The Nolan-Goyer script avoids the jokiness of the earlier Batman films. They have some one-liners (such as Bruce asking if a cool armored vehicle he wants as the batmobile comes in black) but they are not designed as the hokey zingers of the earlier films. Although there's definite humor, humor is not a priority in this film.

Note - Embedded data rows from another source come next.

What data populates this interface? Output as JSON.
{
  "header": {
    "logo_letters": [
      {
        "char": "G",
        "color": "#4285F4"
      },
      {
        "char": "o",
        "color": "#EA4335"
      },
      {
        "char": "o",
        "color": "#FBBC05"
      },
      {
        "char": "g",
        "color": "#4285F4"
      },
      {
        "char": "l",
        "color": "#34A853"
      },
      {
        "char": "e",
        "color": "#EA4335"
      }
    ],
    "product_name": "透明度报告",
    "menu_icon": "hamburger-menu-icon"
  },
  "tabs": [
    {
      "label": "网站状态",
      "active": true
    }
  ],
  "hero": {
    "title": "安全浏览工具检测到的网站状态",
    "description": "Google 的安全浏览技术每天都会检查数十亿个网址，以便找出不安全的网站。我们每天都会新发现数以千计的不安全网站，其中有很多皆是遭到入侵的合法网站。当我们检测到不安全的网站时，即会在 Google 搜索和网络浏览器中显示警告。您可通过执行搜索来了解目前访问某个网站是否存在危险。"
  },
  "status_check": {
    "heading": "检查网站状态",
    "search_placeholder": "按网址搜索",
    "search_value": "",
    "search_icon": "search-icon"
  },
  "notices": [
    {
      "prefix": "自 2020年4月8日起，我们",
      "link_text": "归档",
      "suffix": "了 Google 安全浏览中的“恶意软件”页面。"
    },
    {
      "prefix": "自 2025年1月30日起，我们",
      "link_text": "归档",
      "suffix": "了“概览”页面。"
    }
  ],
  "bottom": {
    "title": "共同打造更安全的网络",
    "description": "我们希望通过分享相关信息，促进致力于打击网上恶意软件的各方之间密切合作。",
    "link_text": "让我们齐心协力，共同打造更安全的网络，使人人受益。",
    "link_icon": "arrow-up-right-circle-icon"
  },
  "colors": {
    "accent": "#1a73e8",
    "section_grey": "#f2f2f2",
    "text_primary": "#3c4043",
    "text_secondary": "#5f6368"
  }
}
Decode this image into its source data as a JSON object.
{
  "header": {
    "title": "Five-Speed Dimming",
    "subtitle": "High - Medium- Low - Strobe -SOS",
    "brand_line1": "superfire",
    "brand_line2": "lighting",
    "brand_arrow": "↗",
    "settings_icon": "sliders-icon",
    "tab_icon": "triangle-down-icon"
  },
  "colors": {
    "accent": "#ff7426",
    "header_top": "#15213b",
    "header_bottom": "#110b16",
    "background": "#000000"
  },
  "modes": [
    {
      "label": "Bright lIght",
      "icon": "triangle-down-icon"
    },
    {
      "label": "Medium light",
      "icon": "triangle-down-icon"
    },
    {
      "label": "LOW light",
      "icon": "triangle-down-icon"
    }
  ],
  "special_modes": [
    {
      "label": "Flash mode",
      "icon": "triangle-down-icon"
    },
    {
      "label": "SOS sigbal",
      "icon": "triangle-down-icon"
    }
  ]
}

Although Batman Begins does many things well, it also suffers from some flaws, mostly of a structural nature. Goyer (who did a brilliant job of scripting Marvel Comics' Blade but a lousy job of directing Blade Trinity) and Nolan choose to start Batman Begins not with Bruce as a child but rather with him as a young man in the midst of his journey. This proves to be an awkward starting point and forces the film to jump back in time in a rather forced fashion. Plus the film feels very much like its title implies as a beginning. If this were a mini series, this would be the two-hour kick off. The villains and love interest feel tacked on here and added only because the formula requires them. But Falcone is not develop well enough to really be the villain of the piece, and Crane's transformation into Scarecrow is only hinted at in the end (but hopefully he will return in the planned sequel, Bale is definitely signed on for three movies). Batman's real nemesis in this story is his own personal demon. In addition, the love story (if you can even call it that) is totally superfluous and the film's final scenes come in a messy rush of action.

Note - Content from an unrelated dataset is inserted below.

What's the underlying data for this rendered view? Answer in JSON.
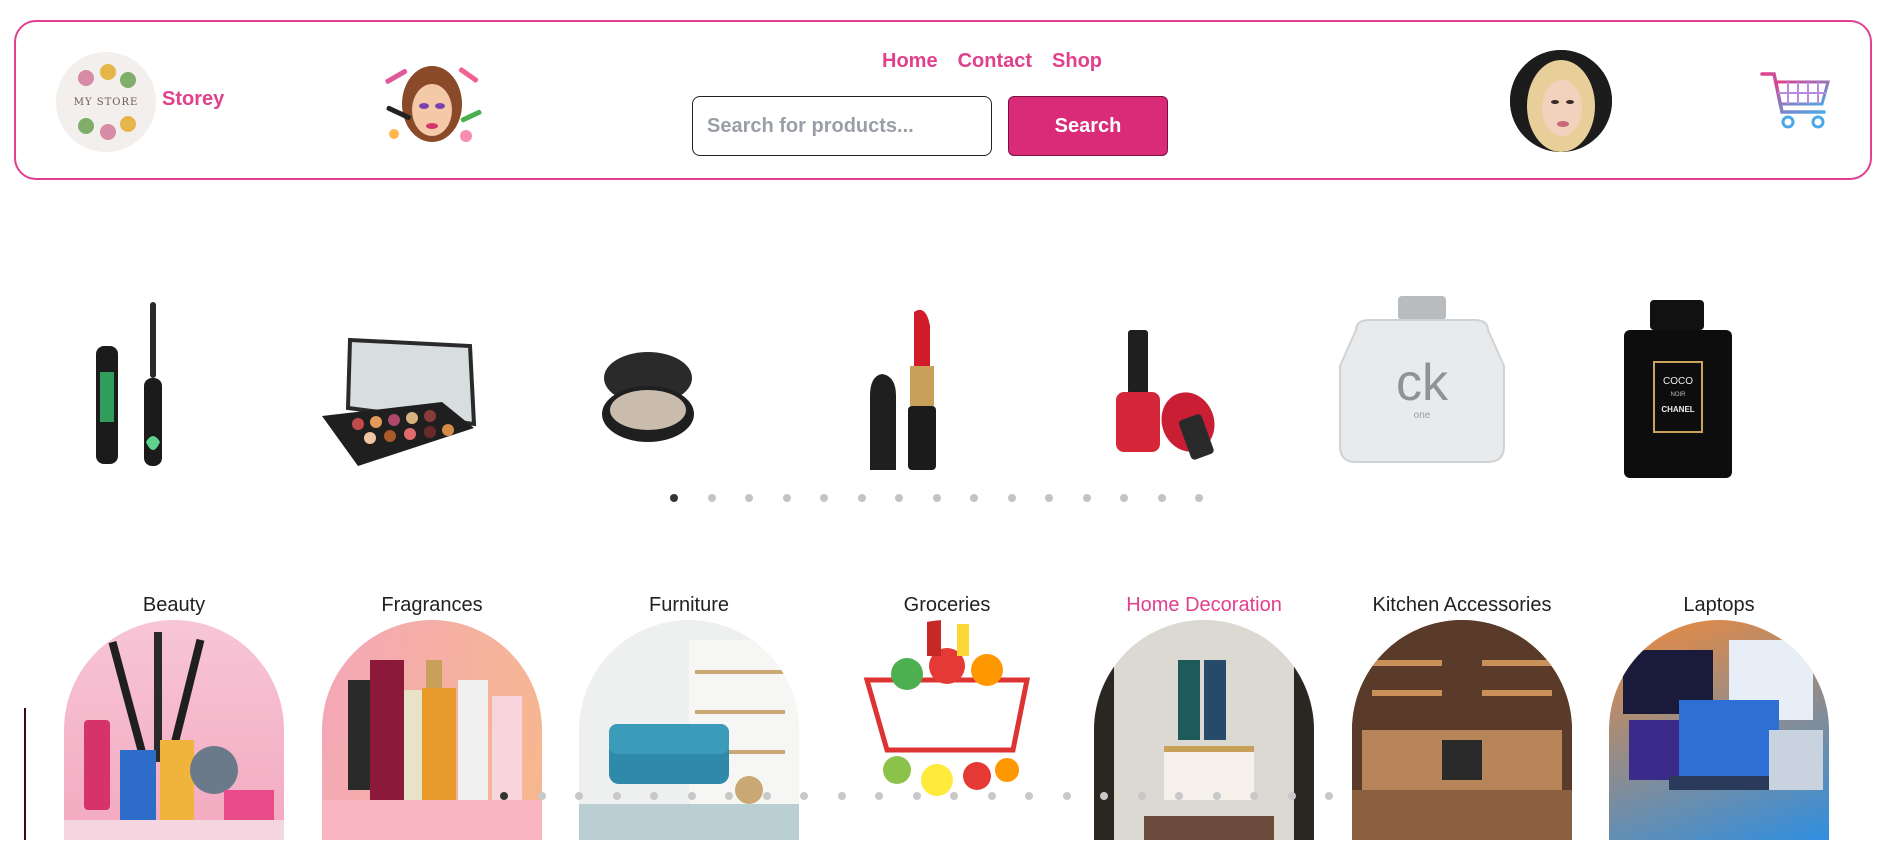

Nolan, best known for his indie hit Memento, is an interesting choice of directors. He has a good feel for character and mood but is less adept at the action. He succeeds best with the scenes of Bruce and his inner circle and with the villains. But he seems unable to make any of the scenes with Rachel or Gordon work as anything but filler. In addition, Nolan fails to really play up the particular dilemmas of Bruce living a dual life especially when it comes to dealing with Rachel. As rich playboy Bruce Wayne, he strikes Rachel as a silly man that his father would be ashamed of. So his torment is that he loves her and wants desperately to reveal his identity. Both Superman and Spiderman had to wait through almost two whole movies before their beloved could link their two personas but not this Batman. He gets to spill the beans before the final fadeout and that's too easy. He needs to hold fast to that secret a little longer because that duality is part of what's interesting in Batman.

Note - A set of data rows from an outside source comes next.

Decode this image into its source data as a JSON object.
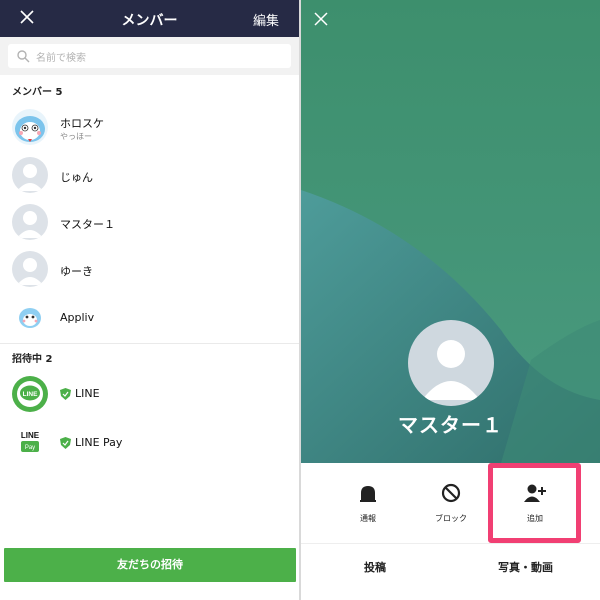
{
  "left": {
    "header": {
      "title": "メンバー",
      "edit": "編集"
    },
    "search": {
      "placeholder": "名前で検索"
    },
    "members_section": "メンバー 5",
    "members": [
      {
        "name": "ホロスケ",
        "status": "やっほー",
        "avatar": "owl-character"
      },
      {
        "name": "じゅん",
        "status": "",
        "avatar": "default-user"
      },
      {
        "name": "マスター１",
        "status": "",
        "avatar": "default-user"
      },
      {
        "name": "ゆーき",
        "status": "",
        "avatar": "default-user"
      },
      {
        "name": "Appliv",
        "status": "",
        "avatar": "owl-small"
      }
    ],
    "invited_section": "招待中 2",
    "invited": [
      {
        "name": "LINE",
        "avatar": "line-logo"
      },
      {
        "name": "LINE Pay",
        "avatar": "line-pay-logo"
      }
    ],
    "invite_button": "友だちの招待"
  },
  "right": {
    "profile_name": "マスター１",
    "actions": [
      {
        "label": "通報",
        "icon": "report-icon"
      },
      {
        "label": "ブロック",
        "icon": "block-icon"
      },
      {
        "label": "追加",
        "icon": "add-friend-icon"
      }
    ],
    "tabs": [
      "投稿",
      "写真・動画"
    ],
    "colors": {
      "bg_top": "#3e8f6f",
      "highlight": "#f13f73",
      "header": "#262a45",
      "button": "#4cb049"
    }
  }
}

Batman Begins (rated PG-13 for intense action violence, disturbing images and thematic elements) delivers the best Batman to date. It's not quite the best comic book adaptation to hit the screen (films such as Superman, Spiderman, Blade and Sin City succeed better overall) but it lays excellent groundwork for a sequel.